From there, it really is buyer’s choice: the LWB you see here gets a classic, timeless aesthetic woven from walnut, wool and leather. As minimalist as it may seem, it still manages to house a 1,300-watt stereo, wireless charging, watch winder and various drinks heating and cooling devices. We’re guessing the centre console is like Hermione’s beaded bag to fit it all, but we’ll have to report back when we know more.
And if we’d only seen the LWB hard-top, we’d have lusted after it alone. But Lunaz is also building an Octopussy-spec drop-top, and now all bets are off. From the weatherproofed walnut flooring and floating dash to the Land Rover Series-spec bench seats and baby blue colour palette, it’s one of just a handful of times we can remember where a we’ve seen a customer’s bespoke restomod and just thought, ‘Yep, one exactly like that for us, please’.
As you’d expect, given the lack of a roof and other fairly crucial pillars and so on, there’s quite a bit of extra bracing to ensure the whole thing doesn’t fold like a poker player. This, we presume, is achieved through the use of quite a bit of steel and more triangles than an Illuminati Christmas party.
Speaking of, now might be a good idea to work on your secret handshake – Lunaz-restored Range Rovers start at £245,000 (P16,517,515 at current rates). And that’s before tax. In any case, that sort of money still feels entirely worth it; if you just take into account the 30,000 hours a regular conversion takes. And you get an entire electric Range Rover thrown in. Sounds like a proper bargain, if you think about it.
Especially when we think Lunaz has already absolutely nailed not just the finished product, but the formula, too – taking all that made yesteryear’s Range Rovers great and ensuring that a select few (or indeed 45 percent of its customers) can enjoy it wherever they want, for years to come. Not a bad effort for a year’s work.

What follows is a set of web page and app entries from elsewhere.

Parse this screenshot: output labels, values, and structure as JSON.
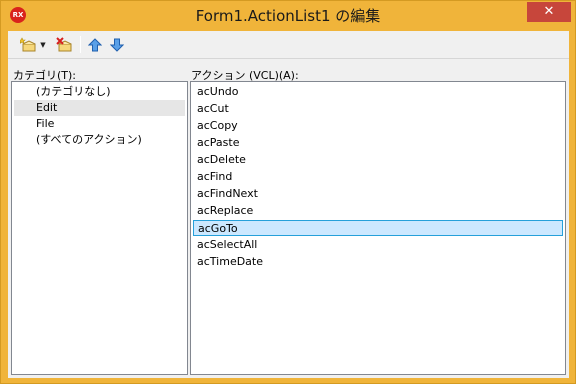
{
  "window": {
    "title": "Form1.ActionList1 の編集",
    "logo_text": "RX",
    "close_glyph": "✕",
    "accent_color": "#f0b43a",
    "close_color": "#c7463b"
  },
  "toolbar": {
    "buttons": [
      {
        "name": "new-action-icon"
      },
      {
        "name": "delete-action-icon"
      },
      {
        "name": "move-up-icon"
      },
      {
        "name": "move-down-icon"
      }
    ],
    "dropdown_glyph": "▼"
  },
  "categories": {
    "label": "カテゴリ(T):",
    "items": [
      "(カテゴリなし)",
      "Edit",
      "File",
      "(すべてのアクション)"
    ],
    "selected": "Edit"
  },
  "actions": {
    "label": "アクション (VCL)(A):",
    "items": [
      "acUndo",
      "acCut",
      "acCopy",
      "acPaste",
      "acDelete",
      "acFind",
      "acFindNext",
      "acReplace",
      "acGoTo",
      "acSelectAll",
      "acTimeDate"
    ],
    "selected": "acGoTo"
  }
}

This story first appeared on TopGear.com. Minor edits have been made